Turgor pressure probe
Xylem osmotic pressure
Springer Online Journal Archives 1860-2000

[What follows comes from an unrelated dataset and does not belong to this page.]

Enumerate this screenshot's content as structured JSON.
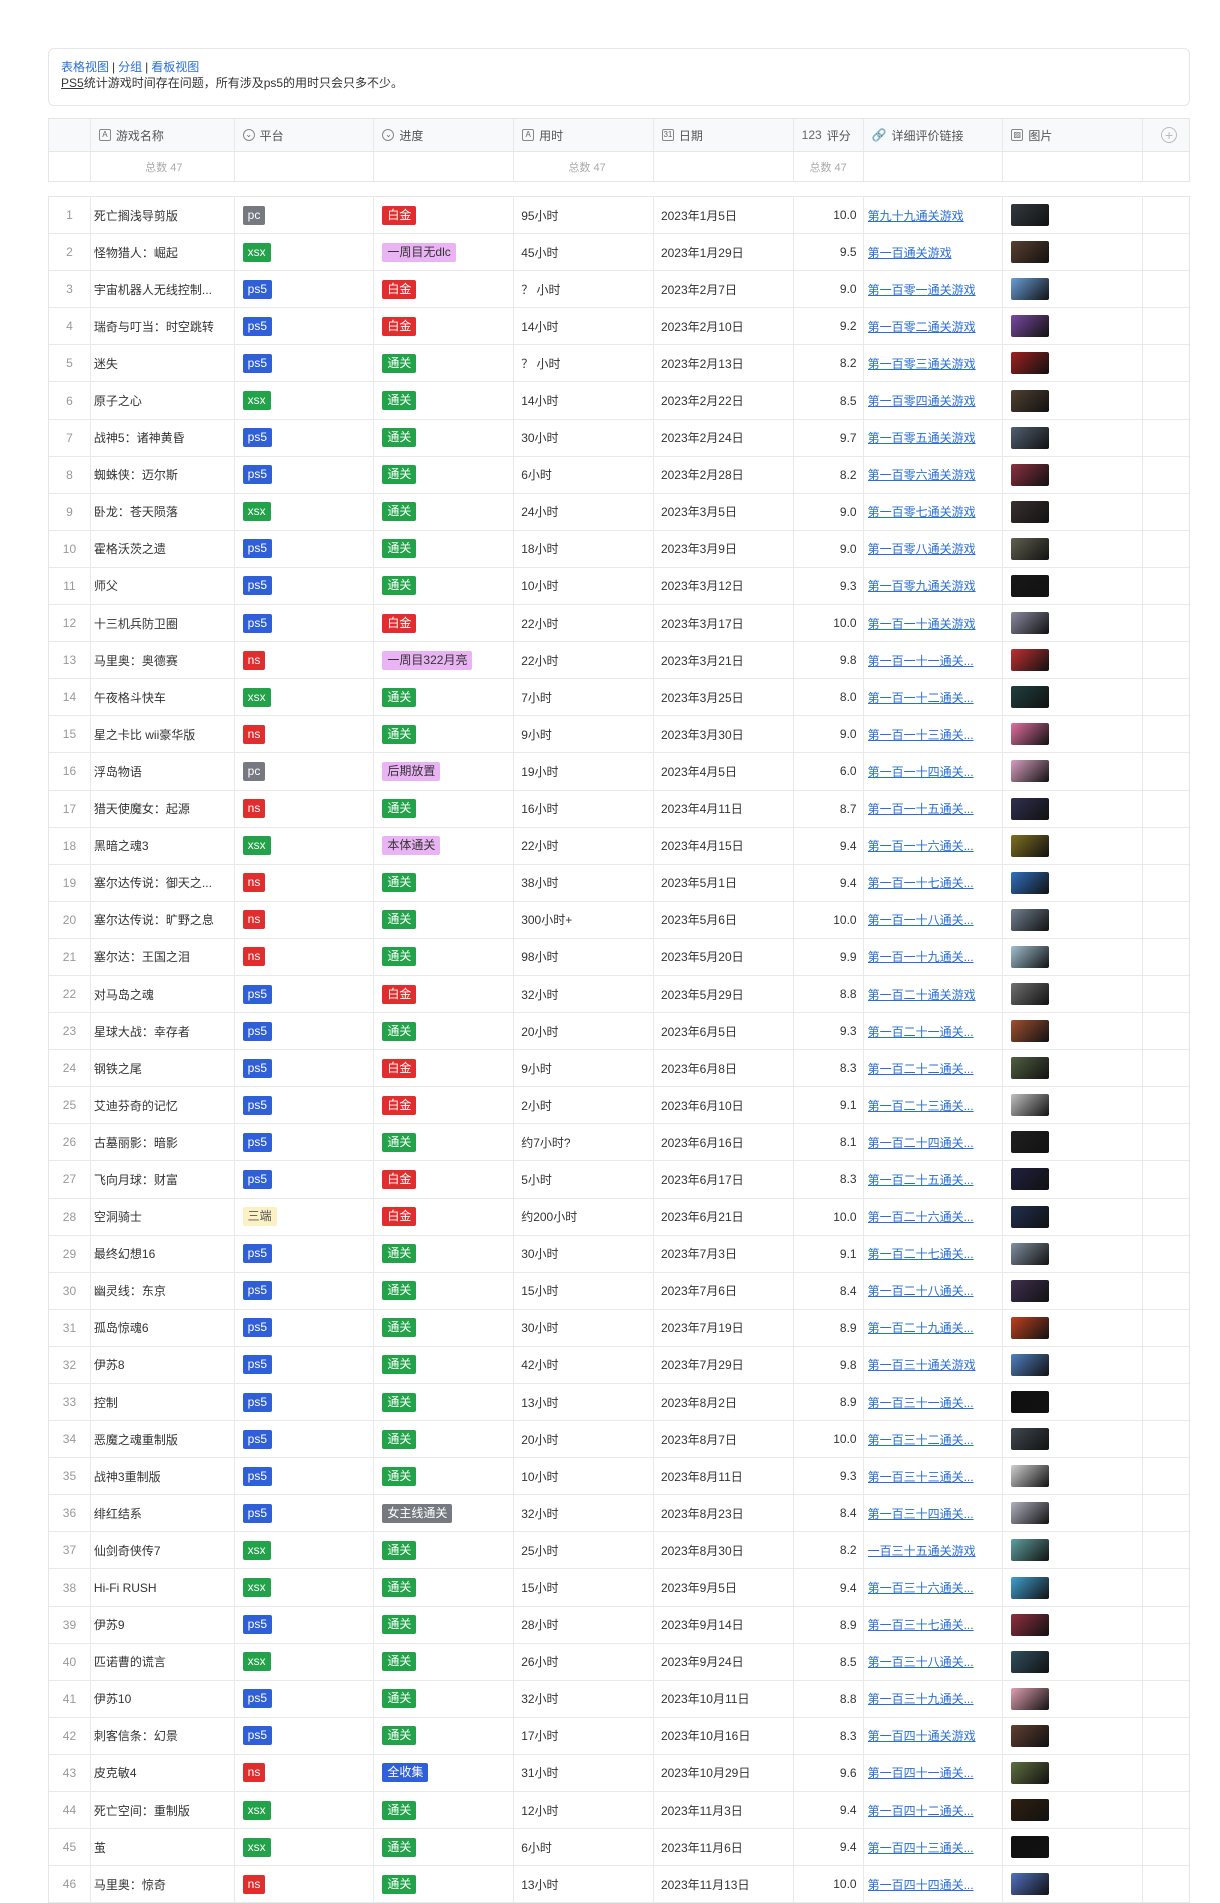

Summary Long-term xylem pressure measurements were performed on the lianaTetrastigma voinierianum (grown in a tropical greenhouse) between heights of 1 m and 9.5 m during the summer and autumn seasons with the xylem pressure probe. Simultaneously, the light intensity, the temperature, and the relative humidity were recorded at the measuring points. Parallel to the xylem pressure measurements, the diurnal changes in the cell turgor and the osmotic pressure of leaf cells at heights of 1 m and 5 m (partly also at a height of 9.5 m) were recorded. The results showed that tensions (and height-varying tension gradients) developed during the day time in the vessels mainly due to an increase in the local light intensity (at a maximum 0.4 MPa). The decrease of the local xylem pressure from positive, subatmospheric or slightly above-atmospheric values (established during the night) to negative values after daybreak was associated with an almost 1 ∶ 1 decrease in the cell turgor pressure of the mesophyll cells (on average from about 0.4 to 0.5 MPa down to 0.08 MPa). Similarly, in the afternoon the increase of the xylem pressure towards more positive values correlated with an increase in the cell turgor pressure (ratio of about 1 ∶ 1). The cell osmotic pressure remained nearly constant during the day and was about 0.75–0.85 MPa between 1 m and 9.5 m (within the limits of accuracy). These findings indicate that the turgor pressure primarily determines the corresponding pressure in the vessels (and vice versa) due to the tight hydraulic connection and thus due to the water equilibrium between both compartments. An increase in the transpiration rate (due to an increase in light intensity) results in very rapid establishment of a new equilibrium state by an equivalent decrease in the xylem and cell turgor pressure. From the xylem, cell turgor, and cell osmotic pressure data the osmotic pressure (or more accurately the water activity) of the xylem sap was calculated to be about 0.35–0.45 MPa; this value was apparently not subject to diurnal changes. Considering that the xylem pressure is determined by the turgor pressure (and vice versa), the xylem pressure of the liana could not drop to — in agreement with the experimental results — less than -0.4 MPa, because this pressure corresponds to zero turgor pressure.
Type of Medium: